==== MATERIAL PROVIDED

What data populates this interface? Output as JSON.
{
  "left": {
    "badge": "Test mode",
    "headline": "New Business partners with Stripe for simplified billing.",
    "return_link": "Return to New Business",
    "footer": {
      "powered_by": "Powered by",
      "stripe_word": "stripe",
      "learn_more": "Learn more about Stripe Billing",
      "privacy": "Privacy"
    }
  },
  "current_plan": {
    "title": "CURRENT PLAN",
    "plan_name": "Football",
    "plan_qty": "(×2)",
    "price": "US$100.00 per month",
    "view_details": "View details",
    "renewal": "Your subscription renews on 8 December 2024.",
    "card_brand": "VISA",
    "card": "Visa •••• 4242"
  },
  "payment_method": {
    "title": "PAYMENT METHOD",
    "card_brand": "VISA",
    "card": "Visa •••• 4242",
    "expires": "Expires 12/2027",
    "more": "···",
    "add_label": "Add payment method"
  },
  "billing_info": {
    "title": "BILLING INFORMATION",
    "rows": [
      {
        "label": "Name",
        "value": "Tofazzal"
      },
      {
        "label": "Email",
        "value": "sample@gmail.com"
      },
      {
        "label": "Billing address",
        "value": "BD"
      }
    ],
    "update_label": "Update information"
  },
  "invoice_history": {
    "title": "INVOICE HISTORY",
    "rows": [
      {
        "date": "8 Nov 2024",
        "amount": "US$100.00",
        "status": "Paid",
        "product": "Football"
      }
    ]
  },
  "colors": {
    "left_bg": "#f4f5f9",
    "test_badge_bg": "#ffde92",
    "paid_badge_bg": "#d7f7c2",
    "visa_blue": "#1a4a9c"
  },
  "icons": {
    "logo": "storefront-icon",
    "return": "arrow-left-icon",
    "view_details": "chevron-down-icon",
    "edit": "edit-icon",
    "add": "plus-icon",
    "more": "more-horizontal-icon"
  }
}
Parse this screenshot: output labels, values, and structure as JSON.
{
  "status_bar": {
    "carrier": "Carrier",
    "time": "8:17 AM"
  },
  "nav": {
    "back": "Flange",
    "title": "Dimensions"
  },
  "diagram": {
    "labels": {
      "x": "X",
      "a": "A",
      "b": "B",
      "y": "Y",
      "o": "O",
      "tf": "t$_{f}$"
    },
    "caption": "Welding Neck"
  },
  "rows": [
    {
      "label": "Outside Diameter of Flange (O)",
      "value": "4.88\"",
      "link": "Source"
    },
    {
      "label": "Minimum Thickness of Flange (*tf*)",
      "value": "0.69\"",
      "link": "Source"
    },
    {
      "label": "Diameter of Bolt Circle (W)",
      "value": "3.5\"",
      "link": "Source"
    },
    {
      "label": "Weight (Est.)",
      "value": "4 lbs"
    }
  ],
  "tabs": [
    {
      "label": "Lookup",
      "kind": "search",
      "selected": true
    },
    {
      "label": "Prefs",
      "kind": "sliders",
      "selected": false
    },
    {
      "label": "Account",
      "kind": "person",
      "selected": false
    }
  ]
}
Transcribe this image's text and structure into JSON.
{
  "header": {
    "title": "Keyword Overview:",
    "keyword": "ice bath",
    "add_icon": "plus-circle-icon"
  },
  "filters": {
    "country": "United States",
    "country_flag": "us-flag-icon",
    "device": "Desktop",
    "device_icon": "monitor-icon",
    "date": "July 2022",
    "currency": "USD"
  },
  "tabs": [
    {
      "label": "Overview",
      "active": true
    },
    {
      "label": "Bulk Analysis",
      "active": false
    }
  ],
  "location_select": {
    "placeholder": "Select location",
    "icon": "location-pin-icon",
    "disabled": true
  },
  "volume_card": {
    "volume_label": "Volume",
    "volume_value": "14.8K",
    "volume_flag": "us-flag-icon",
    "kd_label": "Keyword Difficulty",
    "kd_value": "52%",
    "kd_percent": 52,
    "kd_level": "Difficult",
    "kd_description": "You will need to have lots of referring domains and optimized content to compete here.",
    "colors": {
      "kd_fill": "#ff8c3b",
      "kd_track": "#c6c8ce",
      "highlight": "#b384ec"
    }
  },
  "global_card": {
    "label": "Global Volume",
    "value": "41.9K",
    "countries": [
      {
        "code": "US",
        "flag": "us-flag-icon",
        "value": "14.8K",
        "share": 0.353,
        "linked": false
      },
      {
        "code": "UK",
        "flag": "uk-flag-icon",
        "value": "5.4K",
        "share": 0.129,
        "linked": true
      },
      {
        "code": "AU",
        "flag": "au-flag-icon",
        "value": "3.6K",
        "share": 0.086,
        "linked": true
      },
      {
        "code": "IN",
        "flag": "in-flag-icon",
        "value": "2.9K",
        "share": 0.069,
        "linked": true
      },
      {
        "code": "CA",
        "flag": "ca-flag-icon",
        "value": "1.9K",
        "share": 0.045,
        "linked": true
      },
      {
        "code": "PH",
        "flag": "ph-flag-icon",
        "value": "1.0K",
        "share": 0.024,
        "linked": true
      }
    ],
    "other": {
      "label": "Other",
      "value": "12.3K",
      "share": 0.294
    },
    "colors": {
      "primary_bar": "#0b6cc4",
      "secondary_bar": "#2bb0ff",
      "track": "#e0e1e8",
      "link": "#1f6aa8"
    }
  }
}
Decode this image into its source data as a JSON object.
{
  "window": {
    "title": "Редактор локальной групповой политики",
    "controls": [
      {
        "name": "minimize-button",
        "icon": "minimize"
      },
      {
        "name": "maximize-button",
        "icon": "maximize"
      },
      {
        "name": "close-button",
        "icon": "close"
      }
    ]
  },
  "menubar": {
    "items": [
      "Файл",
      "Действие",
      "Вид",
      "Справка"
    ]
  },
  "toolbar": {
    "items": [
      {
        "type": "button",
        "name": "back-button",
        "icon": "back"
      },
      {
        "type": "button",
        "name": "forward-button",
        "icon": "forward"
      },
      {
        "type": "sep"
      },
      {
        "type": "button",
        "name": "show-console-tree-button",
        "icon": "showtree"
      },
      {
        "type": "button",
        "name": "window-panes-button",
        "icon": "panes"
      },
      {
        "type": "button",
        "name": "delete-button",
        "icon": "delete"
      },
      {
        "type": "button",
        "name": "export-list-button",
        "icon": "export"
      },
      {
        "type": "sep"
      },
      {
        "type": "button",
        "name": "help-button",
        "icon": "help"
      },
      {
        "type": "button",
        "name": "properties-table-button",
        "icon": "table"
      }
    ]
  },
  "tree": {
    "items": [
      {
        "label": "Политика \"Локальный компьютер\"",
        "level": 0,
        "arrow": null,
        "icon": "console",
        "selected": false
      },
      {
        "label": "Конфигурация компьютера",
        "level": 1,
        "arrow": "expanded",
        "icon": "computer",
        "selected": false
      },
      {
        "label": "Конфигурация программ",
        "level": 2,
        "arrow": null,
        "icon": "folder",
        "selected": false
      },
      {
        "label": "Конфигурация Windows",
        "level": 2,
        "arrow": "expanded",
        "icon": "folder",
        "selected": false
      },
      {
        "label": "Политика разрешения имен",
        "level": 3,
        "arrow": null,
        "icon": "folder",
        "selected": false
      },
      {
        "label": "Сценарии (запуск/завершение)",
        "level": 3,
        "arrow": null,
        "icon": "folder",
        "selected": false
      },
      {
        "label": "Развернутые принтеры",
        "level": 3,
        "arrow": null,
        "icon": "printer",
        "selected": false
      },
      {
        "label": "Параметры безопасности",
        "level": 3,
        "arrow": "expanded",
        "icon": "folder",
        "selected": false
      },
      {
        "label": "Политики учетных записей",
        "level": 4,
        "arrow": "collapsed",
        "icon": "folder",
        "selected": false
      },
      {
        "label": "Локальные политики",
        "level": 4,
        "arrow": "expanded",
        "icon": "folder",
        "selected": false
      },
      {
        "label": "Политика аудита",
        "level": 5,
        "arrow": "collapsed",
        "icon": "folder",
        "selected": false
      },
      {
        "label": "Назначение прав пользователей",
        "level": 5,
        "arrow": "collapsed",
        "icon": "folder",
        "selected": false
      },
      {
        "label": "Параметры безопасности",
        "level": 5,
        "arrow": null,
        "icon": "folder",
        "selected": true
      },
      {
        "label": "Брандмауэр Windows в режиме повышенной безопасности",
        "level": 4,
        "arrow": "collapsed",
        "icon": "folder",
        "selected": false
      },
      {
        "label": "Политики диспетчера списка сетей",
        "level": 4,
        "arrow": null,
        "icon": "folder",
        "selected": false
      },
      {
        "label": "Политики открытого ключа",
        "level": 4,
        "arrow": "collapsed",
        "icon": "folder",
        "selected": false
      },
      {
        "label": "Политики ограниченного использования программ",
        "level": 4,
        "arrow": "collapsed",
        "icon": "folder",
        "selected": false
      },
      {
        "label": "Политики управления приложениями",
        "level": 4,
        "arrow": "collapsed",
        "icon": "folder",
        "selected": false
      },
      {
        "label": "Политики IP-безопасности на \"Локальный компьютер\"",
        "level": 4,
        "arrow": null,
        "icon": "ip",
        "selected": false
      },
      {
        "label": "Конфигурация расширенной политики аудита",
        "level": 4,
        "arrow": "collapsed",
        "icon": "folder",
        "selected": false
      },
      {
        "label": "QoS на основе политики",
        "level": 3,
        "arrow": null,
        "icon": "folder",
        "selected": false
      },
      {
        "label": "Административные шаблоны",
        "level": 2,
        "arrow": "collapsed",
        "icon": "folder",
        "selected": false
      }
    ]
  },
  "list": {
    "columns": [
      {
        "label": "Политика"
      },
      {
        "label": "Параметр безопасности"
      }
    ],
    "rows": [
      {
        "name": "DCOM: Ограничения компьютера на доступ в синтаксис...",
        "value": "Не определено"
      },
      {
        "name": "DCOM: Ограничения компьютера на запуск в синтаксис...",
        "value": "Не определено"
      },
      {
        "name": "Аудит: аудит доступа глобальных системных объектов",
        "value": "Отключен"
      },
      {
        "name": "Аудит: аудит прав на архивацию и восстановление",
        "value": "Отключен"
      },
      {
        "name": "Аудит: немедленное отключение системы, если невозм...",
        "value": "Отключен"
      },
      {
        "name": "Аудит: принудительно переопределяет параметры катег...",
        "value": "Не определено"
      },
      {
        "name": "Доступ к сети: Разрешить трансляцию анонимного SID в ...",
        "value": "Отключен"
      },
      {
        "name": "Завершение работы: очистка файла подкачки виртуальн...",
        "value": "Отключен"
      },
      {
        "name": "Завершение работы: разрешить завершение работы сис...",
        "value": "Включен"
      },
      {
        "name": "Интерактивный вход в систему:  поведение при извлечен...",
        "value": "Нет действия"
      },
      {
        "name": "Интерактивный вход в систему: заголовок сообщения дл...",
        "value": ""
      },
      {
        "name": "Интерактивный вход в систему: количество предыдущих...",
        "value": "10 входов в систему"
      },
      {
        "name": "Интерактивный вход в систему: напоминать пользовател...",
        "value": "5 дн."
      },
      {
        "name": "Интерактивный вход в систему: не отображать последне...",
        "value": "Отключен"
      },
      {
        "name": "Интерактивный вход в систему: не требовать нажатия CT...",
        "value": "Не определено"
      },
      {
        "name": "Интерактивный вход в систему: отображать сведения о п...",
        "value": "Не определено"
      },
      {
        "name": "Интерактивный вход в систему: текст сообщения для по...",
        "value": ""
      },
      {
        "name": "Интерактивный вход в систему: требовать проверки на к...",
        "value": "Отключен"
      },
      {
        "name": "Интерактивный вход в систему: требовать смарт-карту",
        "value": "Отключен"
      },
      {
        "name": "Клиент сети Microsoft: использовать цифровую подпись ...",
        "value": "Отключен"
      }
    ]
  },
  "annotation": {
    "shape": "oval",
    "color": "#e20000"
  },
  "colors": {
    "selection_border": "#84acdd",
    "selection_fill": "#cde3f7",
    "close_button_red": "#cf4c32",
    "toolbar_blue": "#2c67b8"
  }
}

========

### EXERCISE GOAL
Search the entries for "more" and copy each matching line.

### REPLY
      "learn_more": "Learn more about Stripe Billing",
    "more": "···",
    "more": "more-horizontal-icon"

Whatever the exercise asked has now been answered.